Isabella is 11, a talented pianist and caught between two lives - her white mother and boyfriend, and black father and his girlfriend. Since their acrimonious split, Isabella divides her time equally between 'Mom's Week' and 'Dad's Week', though at the same school, and feels, as a mixed race adolescent, a little conflicted.
Neither house is 'home', though both parents are adoring, both partners incredibly welcoming and loving (a little unrealistically so). Her dual life is making her feel pulled in half, not just in terms of her time... Who is she really?
With issues regarding race cropping up and school, when shopping, Isabella speaks to us about her identity issues, questions and thoughts many young people will have had.
It is only near the end of the book that a sledgehammer rocks Isabella's world, and a final dramatic bolt from the blue gives Isabella's life(lives) a kick and pulls the threads together.
It's hard not to like Izzy and feel for her in her situation, even if you aren't going through something similar.
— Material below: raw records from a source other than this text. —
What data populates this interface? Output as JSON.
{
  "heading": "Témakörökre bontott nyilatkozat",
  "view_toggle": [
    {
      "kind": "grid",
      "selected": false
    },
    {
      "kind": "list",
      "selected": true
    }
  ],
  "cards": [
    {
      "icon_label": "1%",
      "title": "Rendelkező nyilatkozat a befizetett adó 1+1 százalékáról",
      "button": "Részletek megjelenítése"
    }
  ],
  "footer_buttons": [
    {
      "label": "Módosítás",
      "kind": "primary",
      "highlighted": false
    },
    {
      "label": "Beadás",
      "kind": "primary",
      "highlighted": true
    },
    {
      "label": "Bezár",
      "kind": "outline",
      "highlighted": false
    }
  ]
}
She's musically talented, bright, with a future. Her story gives plenty of food for thought.
One aspect I wasn't sure of at the start was the author's decision to narrate herself. I felt the narrator sounded a little 'mature' for the voice of the 11-year old Isabella, but I did grow more accustomed to it and also felt her voice sounded a little younger as the book went on, more suited to the age of the protagonist.
The story itself is a straightforward Audible 'listen', and at only 6 hours, a quick book to access via the ear. It was not a problem following, and the author did find different voices for all the characters.
A few plot points felt tacked on/sudden, but the general direction of the story and major topics under discussion were well handled, with a personable lead that readers will sympathise with.
With thanks to Nudge Books for providing a sample Audible copy.